In the Pacific, Feely tracked the increased venting at the equator to a shift in another natural pattern. The Pacific Decadal Oscillation is a decades-long climate pattern that alternately warms and cools the ocean. “When the Pacific Decadal Oscillation shifts into its cold phase, you get stronger winds and stronger upwelling,” says Feely.


In the early 1990s, the North Atlantic Oscillation was strongly positive (green bars) during winter. In the mid-90s, the climate pattern became more variable, but overall, was weakly negative. Lower winds and higher temperatures in the North Atlantic slowed carbon uptake. (Graph by Robert Simmon, based on NCAR data.)

Graph of Pacific Decadal Oscillation index, 1905 through 2005.

The ocean does not take up carbon uniformly. It breathes, inhaling and exhaling carbon dioxide. In addition to the wind-driven currents that gently stir the center of ocean basins (the waters that are most limited by stratification), the ocean’s natural, large-scale circulation drags deep water to the surface here and there. Having collected carbon over hundreds of years, this deep upwelling water vents carbon dioxide to the atmosphere like smoke escaping through a chimney. The stronger upwelling brought by the cold phase of the Pacific Decadal Oscillation apparently enhanced the size of the chimney and let more carbon escape to the atmosphere.
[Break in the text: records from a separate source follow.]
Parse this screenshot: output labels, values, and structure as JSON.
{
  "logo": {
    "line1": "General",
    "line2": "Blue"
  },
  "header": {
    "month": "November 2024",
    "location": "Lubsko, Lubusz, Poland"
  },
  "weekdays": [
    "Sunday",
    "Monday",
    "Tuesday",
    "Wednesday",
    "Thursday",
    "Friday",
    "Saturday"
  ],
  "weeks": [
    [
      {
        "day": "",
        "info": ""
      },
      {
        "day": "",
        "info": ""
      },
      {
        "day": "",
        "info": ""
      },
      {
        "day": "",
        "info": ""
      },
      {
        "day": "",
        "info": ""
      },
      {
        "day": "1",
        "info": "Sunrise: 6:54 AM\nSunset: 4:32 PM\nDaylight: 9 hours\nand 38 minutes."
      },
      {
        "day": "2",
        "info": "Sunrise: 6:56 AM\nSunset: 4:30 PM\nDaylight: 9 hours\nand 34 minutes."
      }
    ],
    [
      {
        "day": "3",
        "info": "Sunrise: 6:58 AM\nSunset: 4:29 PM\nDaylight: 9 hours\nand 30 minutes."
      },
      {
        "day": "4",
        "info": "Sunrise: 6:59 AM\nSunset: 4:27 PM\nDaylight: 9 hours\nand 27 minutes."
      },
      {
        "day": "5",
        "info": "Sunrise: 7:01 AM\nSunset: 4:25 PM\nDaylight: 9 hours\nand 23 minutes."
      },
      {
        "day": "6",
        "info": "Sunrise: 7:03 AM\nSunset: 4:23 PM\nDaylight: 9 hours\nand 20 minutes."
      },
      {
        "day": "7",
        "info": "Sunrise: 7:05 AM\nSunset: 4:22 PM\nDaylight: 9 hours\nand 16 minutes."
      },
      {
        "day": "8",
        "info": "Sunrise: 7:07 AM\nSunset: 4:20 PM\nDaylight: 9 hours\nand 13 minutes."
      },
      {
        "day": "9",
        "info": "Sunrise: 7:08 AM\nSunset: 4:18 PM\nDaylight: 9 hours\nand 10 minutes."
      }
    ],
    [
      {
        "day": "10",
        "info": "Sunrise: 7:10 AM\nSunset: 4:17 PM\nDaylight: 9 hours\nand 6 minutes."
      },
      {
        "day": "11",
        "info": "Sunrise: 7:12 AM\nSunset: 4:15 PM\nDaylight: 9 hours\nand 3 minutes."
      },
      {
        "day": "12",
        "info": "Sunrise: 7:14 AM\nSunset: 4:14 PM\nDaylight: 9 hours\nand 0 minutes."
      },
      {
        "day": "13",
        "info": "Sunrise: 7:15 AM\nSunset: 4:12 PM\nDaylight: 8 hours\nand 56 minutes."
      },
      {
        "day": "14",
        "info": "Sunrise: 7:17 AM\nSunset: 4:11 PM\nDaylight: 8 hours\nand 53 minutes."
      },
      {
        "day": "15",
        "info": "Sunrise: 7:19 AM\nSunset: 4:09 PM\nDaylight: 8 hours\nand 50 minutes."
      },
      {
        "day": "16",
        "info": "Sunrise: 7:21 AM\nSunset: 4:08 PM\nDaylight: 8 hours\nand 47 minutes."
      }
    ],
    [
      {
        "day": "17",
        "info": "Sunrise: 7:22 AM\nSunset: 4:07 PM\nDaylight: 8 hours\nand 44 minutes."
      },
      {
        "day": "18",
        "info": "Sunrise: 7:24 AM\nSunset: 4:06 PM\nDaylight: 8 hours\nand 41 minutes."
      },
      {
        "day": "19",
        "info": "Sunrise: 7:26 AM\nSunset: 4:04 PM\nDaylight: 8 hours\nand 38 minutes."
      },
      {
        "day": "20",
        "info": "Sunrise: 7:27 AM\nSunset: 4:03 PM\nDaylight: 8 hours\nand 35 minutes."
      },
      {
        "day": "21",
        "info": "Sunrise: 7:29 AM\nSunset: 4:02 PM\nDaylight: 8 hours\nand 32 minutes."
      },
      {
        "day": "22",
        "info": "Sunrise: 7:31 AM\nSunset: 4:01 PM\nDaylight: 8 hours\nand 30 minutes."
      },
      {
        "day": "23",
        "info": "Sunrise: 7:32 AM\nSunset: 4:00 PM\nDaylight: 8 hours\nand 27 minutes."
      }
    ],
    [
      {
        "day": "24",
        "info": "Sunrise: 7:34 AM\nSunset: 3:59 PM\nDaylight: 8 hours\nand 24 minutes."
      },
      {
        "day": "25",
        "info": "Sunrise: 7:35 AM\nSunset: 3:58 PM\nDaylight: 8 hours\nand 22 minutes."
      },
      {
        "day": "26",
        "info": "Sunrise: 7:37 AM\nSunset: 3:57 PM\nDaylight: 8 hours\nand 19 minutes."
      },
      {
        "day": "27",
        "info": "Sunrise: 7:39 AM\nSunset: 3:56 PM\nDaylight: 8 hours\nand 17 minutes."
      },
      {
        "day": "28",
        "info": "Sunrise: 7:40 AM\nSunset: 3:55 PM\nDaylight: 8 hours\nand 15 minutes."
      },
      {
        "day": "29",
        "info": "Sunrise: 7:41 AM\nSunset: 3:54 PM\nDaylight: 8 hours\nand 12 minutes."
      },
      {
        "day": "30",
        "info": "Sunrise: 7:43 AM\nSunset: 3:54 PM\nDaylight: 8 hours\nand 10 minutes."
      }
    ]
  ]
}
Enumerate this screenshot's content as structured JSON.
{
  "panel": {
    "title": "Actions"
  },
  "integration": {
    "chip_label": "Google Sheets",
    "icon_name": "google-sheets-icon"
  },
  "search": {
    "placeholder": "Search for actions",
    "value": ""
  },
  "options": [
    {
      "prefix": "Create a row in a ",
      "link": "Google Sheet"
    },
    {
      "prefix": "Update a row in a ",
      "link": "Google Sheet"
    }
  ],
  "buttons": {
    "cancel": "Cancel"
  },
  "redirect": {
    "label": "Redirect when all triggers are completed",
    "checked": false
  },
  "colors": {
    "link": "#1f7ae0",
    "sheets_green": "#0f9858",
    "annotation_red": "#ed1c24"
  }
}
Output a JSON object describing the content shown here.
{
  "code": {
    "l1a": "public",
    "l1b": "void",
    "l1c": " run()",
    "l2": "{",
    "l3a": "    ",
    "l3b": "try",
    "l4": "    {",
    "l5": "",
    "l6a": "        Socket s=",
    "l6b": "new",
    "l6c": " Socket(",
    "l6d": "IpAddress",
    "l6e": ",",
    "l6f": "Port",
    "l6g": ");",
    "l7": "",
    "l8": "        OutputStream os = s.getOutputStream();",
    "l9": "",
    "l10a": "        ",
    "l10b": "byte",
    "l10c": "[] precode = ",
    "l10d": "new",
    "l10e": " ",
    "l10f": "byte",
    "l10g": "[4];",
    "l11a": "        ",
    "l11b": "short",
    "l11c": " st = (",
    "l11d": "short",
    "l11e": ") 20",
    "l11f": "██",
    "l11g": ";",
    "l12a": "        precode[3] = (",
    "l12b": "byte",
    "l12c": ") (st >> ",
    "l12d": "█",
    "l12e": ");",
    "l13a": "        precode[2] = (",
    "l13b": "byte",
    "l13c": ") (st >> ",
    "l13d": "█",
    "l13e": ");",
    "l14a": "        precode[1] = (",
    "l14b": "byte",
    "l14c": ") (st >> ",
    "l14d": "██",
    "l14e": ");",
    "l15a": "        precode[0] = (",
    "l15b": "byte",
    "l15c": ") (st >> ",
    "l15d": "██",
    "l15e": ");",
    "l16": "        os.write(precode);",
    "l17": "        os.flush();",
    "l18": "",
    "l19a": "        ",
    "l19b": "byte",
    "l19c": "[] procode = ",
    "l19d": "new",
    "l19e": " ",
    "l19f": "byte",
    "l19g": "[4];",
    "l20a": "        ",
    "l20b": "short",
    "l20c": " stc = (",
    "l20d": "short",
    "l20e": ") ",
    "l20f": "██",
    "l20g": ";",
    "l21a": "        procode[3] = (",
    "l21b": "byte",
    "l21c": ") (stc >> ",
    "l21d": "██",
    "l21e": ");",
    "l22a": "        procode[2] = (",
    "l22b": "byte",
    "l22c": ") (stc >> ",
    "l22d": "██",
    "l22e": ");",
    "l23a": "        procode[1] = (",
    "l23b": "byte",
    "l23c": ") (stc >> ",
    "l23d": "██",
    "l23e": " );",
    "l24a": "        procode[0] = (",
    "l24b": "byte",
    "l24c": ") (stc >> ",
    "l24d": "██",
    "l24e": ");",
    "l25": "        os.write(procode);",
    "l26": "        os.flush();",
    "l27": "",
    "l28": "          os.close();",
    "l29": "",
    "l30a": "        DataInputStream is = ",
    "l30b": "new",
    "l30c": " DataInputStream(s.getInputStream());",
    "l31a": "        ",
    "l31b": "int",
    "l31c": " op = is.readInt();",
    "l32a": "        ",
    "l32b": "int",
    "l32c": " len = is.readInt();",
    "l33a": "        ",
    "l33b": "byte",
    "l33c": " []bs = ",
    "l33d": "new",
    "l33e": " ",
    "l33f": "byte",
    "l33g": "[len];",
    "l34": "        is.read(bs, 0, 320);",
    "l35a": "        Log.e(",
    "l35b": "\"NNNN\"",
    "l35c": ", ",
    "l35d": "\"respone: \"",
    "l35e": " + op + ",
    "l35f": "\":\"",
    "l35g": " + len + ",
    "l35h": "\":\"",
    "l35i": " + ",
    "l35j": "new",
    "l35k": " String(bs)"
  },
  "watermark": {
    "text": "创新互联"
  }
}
In the equatorial Pacific, carbon dioxide venting increased between 1997 and 2004. This coincided with a shift in the Pacific Decadal Oscillation (PDO) from a warm phase (positive) to a cool phase (negative), during which winds and upwelling of deep water are stronger. The graph shows the values of the PDO index as 1-year averages (line) and five-year averages (shaded). (Graph by Robert Simmon, based on JIASO data.)

  Map of deep ocean circulation, including carbon sinks.

After 30 years of measurements, the ocean carbon community is realizing that tracking human-induced changes in the ocean is not as easy as they thought it would be. It wasn’t a mere matter of measuring changes in carbon concentrations in the ocean over time because the natural carbon cycle in the ocean turned out to be a lot more variable than they imagined. “We discovered that natural processes play such an important role that the signals they generate can be as large as or larger than the anthropogenic signal,” says Feely. “Now we are trying to address how these decadal changes affect the uptake of carbon. Once we account for these processes, we can remove them from the data set and calculate the anthropogenic carbon dioxide as the residual.” But to track the increasingly complicated carbon balance sheet, the ocean community needed models, mathematical simulations of the natural world.


The global oceans are connected by deep currents (blue lines) and surface currents (red). Carbon from the atmosphere enters the ocean depths in areas of deep water formation in the North Atlantic and offshore of the Antarctic Peninsula. Where deep currents rise towards the surface, they can release “fossil” carbon dioxide stored centuries ago. (Map by Robert Simmon, adapted from the IPCC 2001 and Rahmstorf 2002.)